All of the LEDs you see in every device that you put your hands on is made with precious sapphire rock – artificially grown one, but still an expensive material to work with. A new technology developed by Bridgelux uses Gallium nitride to grow LEDs on silicon substrates and can be reproduced at commercial scales.
A prototype silicon substrate LED has already produced 135 lumens per watt of electricity, which is a notable breakthrough, 10 times more than incandescent bulbs and CFLs. So far, silicon substrate LEDs have not been able to emit enough light so they can be integrated in commercial applications.
Two or three years is the time frame that Bridgelux estimates their cheap silicon substrate LEDs will hit the market. Related products include commercial and office lighting, residential lighting and so on.
For now, saving power with LED lights is a little prohibitive, but worthy if you think in the long run. An LED lamp that emits the light of an equivalent 60W incandescent light costs around $40, which is pretty expensive for many.
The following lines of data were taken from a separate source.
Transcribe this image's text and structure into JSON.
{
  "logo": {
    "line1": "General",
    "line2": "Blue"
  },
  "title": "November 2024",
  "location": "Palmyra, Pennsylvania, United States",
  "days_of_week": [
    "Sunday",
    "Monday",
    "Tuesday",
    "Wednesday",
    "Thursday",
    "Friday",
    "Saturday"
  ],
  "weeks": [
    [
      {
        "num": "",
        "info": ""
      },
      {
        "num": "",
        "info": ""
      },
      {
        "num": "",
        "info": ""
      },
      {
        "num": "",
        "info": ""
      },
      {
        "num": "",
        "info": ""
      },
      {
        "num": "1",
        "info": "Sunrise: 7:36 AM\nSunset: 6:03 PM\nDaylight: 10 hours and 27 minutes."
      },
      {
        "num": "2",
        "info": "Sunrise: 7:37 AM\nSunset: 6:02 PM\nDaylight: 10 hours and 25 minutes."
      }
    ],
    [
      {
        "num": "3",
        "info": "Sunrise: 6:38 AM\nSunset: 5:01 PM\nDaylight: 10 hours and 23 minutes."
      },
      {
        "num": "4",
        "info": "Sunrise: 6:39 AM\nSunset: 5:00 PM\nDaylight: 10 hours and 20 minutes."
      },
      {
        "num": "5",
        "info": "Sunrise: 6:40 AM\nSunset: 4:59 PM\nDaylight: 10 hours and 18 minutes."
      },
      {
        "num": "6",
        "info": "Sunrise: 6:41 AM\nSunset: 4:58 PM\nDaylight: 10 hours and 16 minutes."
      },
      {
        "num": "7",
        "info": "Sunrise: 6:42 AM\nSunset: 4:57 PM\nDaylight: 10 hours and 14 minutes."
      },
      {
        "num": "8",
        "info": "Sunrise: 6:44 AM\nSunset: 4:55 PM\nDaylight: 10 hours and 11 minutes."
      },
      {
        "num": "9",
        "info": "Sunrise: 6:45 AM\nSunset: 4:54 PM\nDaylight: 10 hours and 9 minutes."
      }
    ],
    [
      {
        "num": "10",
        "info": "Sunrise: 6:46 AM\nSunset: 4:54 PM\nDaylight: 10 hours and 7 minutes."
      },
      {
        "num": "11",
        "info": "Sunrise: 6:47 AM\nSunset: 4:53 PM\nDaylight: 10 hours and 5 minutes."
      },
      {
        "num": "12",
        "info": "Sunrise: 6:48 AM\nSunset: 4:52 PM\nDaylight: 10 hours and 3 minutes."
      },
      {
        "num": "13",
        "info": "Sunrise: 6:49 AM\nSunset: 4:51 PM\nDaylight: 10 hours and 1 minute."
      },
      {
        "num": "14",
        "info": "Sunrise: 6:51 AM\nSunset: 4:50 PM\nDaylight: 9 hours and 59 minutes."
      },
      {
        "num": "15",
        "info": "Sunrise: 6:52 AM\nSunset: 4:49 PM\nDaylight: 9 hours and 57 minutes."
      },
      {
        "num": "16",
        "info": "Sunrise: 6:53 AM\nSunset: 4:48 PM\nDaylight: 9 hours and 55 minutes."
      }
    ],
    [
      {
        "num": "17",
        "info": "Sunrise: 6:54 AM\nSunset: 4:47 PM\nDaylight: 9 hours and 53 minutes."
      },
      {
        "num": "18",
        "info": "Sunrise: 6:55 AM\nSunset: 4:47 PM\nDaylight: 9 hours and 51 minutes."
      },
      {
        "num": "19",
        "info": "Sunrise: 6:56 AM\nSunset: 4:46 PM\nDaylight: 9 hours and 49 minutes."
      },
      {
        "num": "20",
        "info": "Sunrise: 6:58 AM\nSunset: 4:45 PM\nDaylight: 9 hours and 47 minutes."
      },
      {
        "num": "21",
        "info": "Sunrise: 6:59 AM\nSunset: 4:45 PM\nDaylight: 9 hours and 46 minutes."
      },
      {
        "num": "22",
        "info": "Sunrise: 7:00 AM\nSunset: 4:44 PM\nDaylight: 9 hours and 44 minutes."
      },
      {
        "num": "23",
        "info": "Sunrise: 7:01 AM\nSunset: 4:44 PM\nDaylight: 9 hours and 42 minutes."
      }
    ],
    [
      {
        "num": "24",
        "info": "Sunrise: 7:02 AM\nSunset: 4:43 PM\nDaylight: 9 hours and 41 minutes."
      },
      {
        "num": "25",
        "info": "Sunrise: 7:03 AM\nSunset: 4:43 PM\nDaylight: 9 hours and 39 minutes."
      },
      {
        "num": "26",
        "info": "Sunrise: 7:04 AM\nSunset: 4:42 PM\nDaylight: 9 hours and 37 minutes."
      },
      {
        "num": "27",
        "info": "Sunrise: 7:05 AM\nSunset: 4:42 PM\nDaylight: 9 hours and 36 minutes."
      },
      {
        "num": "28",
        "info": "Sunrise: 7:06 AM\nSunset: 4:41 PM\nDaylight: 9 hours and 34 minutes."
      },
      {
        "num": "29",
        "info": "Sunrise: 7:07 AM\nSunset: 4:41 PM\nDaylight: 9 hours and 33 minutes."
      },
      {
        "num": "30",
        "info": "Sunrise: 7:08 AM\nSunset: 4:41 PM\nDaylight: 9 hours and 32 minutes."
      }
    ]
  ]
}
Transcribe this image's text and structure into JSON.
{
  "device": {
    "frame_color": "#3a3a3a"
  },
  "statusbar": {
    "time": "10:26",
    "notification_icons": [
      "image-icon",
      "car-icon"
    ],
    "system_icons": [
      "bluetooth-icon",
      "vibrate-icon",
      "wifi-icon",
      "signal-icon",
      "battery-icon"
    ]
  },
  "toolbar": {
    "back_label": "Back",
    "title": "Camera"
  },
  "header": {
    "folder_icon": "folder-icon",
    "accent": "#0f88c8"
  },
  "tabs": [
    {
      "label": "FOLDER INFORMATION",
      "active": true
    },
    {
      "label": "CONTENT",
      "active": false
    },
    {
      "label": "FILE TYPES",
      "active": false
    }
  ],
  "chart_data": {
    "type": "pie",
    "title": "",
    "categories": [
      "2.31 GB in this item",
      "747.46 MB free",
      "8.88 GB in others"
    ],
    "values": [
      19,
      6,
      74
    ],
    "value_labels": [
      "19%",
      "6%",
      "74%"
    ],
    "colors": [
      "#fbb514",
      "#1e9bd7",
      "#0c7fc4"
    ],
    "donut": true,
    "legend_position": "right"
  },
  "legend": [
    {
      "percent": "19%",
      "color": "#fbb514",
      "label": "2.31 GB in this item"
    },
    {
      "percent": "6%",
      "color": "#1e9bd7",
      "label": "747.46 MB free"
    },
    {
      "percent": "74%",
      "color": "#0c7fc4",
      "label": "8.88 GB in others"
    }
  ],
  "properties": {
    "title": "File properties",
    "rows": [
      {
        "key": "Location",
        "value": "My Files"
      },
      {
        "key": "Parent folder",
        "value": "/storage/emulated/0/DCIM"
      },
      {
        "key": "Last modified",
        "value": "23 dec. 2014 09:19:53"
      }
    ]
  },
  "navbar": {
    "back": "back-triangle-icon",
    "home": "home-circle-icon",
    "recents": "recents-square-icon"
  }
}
Remember that the majority of those who want to save want cheap technologies, and not some they’ll recoup in a year or more.